▶ **Data excerpts**:
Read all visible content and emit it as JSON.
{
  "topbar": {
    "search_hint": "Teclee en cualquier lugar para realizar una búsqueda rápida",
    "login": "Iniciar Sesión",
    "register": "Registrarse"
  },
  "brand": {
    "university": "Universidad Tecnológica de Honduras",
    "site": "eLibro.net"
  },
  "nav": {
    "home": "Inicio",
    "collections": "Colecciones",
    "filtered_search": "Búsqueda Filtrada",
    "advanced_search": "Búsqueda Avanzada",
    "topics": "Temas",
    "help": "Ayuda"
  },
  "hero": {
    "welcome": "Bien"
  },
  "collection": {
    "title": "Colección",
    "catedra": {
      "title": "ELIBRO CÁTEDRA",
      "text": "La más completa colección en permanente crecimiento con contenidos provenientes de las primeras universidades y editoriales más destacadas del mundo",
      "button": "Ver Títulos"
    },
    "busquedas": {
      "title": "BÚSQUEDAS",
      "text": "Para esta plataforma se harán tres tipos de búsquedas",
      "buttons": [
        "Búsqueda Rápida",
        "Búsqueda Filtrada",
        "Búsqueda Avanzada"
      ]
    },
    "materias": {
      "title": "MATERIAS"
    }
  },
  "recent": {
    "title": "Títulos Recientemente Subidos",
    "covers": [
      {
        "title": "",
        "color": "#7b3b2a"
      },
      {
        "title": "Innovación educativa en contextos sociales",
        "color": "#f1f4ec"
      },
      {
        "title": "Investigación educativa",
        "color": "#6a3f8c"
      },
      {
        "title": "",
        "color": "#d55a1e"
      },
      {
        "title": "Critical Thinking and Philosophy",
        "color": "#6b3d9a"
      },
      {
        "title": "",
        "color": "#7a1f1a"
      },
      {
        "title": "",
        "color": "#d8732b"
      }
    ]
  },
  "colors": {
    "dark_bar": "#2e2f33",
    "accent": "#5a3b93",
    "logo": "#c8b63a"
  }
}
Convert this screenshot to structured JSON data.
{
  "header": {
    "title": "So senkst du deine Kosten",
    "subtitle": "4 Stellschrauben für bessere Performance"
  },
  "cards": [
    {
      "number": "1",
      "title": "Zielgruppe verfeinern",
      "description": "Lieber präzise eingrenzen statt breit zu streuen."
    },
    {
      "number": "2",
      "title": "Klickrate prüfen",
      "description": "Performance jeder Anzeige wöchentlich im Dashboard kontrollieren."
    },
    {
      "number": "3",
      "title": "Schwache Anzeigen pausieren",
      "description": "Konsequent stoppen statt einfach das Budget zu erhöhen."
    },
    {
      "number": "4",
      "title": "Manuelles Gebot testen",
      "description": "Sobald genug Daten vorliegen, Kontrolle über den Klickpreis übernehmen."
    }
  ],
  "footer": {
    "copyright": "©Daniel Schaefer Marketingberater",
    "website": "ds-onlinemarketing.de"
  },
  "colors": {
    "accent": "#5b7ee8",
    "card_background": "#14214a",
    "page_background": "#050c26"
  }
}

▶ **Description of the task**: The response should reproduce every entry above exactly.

▶ **Output for this task**:
Read all visible content and emit it as JSON.
{
  "topbar": {
    "search_hint": "Teclee en cualquier lugar para realizar una búsqueda rápida",
    "login": "Iniciar Sesión",
    "register": "Registrarse"
  },
  "brand": {
    "university": "Universidad Tecnológica de Honduras",
    "site": "eLibro.net"
  },
  "nav": {
    "home": "Inicio",
    "collections": "Colecciones",
    "filtered_search": "Búsqueda Filtrada",
    "advanced_search": "Búsqueda Avanzada",
    "topics": "Temas",
    "help": "Ayuda"
  },
  "hero": {
    "welcome": "Bien"
  },
  "collection": {
    "title": "Colección",
    "catedra": {
      "title": "ELIBRO CÁTEDRA",
      "text": "La más completa colección en permanente crecimiento con contenidos provenientes de las primeras universidades y editoriales más destacadas del mundo",
      "button": "Ver Títulos"
    },
    "busquedas": {
      "title": "BÚSQUEDAS",
      "text": "Para esta plataforma se harán tres tipos de búsquedas",
      "buttons": [
        "Búsqueda Rápida",
        "Búsqueda Filtrada",
        "Búsqueda Avanzada"
      ]
    },
    "materias": {
      "title": "MATERIAS"
    }
  },
  "recent": {
    "title": "Títulos Recientemente Subidos",
    "covers": [
      {
        "title": "",
        "color": "#7b3b2a"
      },
      {
        "title": "Innovación educativa en contextos sociales",
        "color": "#f1f4ec"
      },
      {
        "title": "Investigación educativa",
        "color": "#6a3f8c"
      },
      {
        "title": "",
        "color": "#d55a1e"
      },
      {
        "title": "Critical Thinking and Philosophy",
        "color": "#6b3d9a"
      },
      {
        "title": "",
        "color": "#7a1f1a"
      },
      {
        "title": "",
        "color": "#d8732b"
      }
    ]
  },
  "colors": {
    "dark_bar": "#2e2f33",
    "accent": "#5a3b93",
    "logo": "#c8b63a"
  }
}
Convert this screenshot to structured JSON data.
{
  "header": {
    "title": "So senkst du deine Kosten",
    "subtitle": "4 Stellschrauben für bessere Performance"
  },
  "cards": [
    {
      "number": "1",
      "title": "Zielgruppe verfeinern",
      "description": "Lieber präzise eingrenzen statt breit zu streuen."
    },
    {
      "number": "2",
      "title": "Klickrate prüfen",
      "description": "Performance jeder Anzeige wöchentlich im Dashboard kontrollieren."
    },
    {
      "number": "3",
      "title": "Schwache Anzeigen pausieren",
      "description": "Konsequent stoppen statt einfach das Budget zu erhöhen."
    },
    {
      "number": "4",
      "title": "Manuelles Gebot testen",
      "description": "Sobald genug Daten vorliegen, Kontrolle über den Klickpreis übernehmen."
    }
  ],
  "footer": {
    "copyright": "©Daniel Schaefer Marketingberater",
    "website": "ds-onlinemarketing.de"
  },
  "colors": {
    "accent": "#5b7ee8",
    "card_background": "#14214a",
    "page_background": "#050c26"
  }
}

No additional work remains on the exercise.